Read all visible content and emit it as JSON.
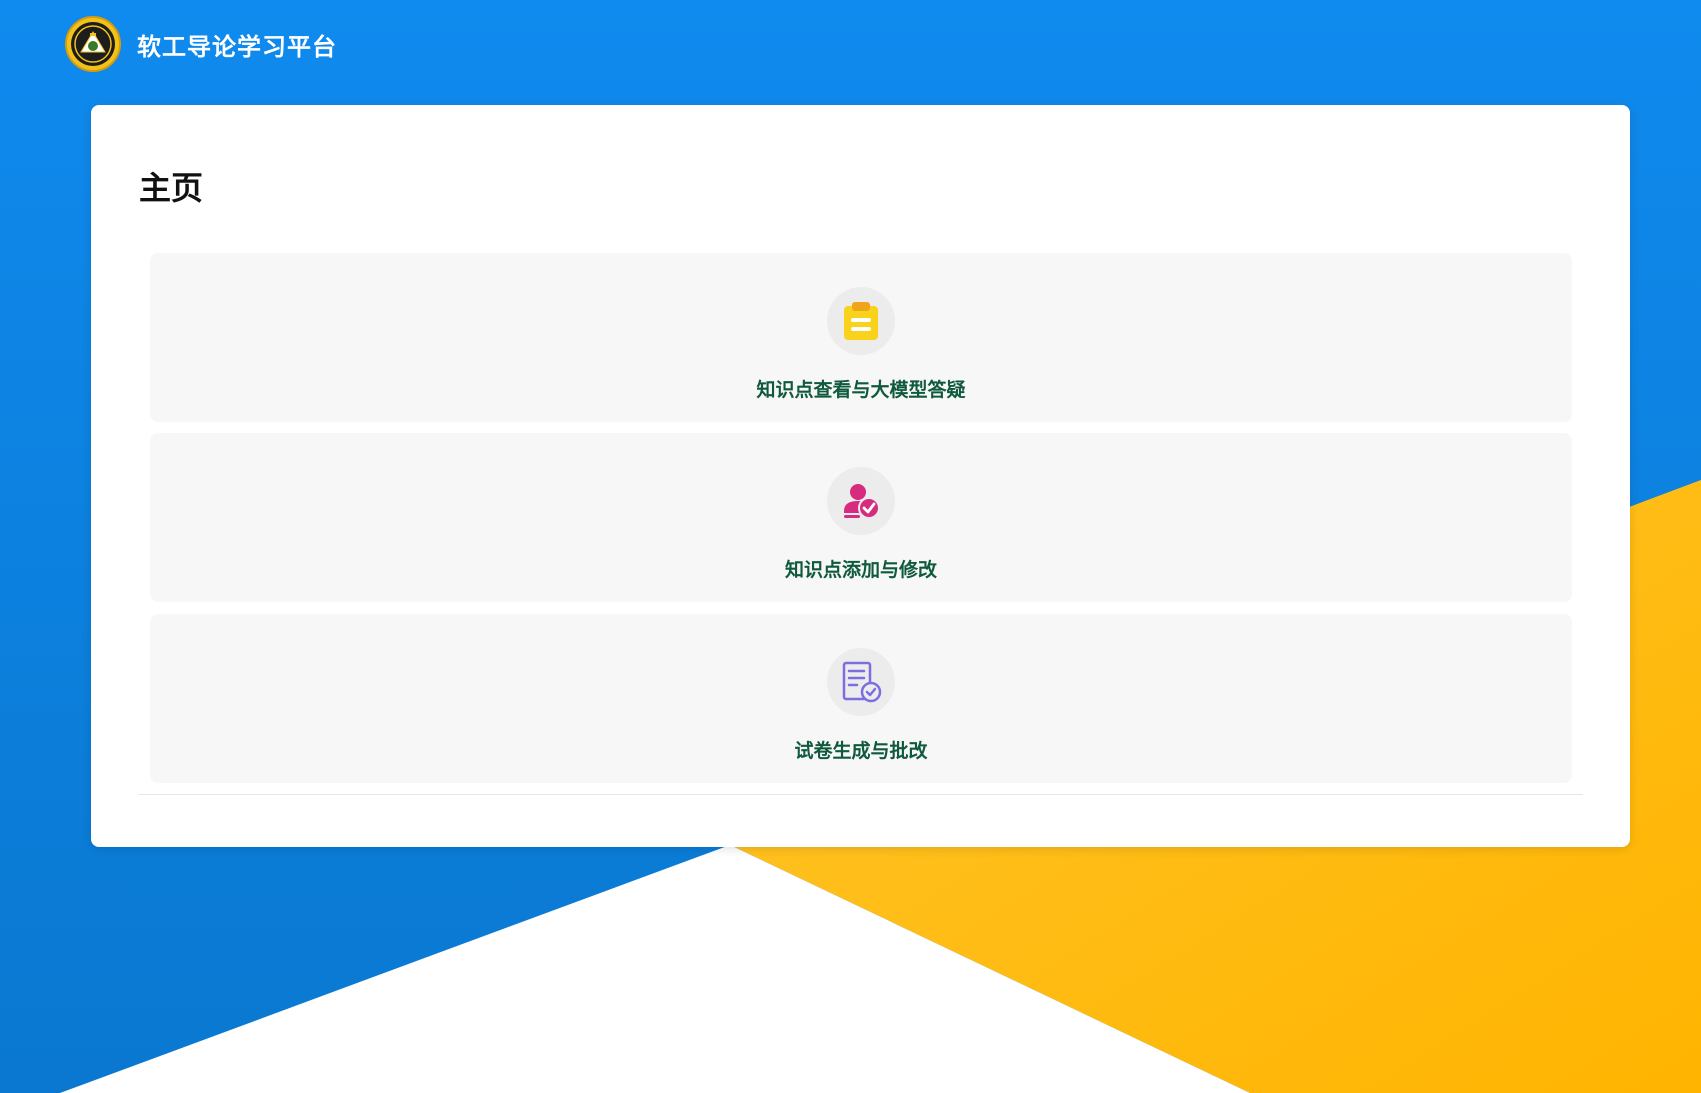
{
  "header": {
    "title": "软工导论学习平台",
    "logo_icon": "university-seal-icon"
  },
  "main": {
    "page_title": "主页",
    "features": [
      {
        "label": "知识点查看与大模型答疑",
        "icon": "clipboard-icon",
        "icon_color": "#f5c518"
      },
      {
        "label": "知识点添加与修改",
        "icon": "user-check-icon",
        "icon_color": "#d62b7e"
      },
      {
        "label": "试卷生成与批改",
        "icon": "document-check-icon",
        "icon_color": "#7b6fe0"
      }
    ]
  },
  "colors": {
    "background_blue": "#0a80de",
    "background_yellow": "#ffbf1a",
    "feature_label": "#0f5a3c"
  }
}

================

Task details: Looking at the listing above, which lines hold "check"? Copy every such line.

Your solution:
        "icon": "user-check-icon",
        "icon": "document-check-icon",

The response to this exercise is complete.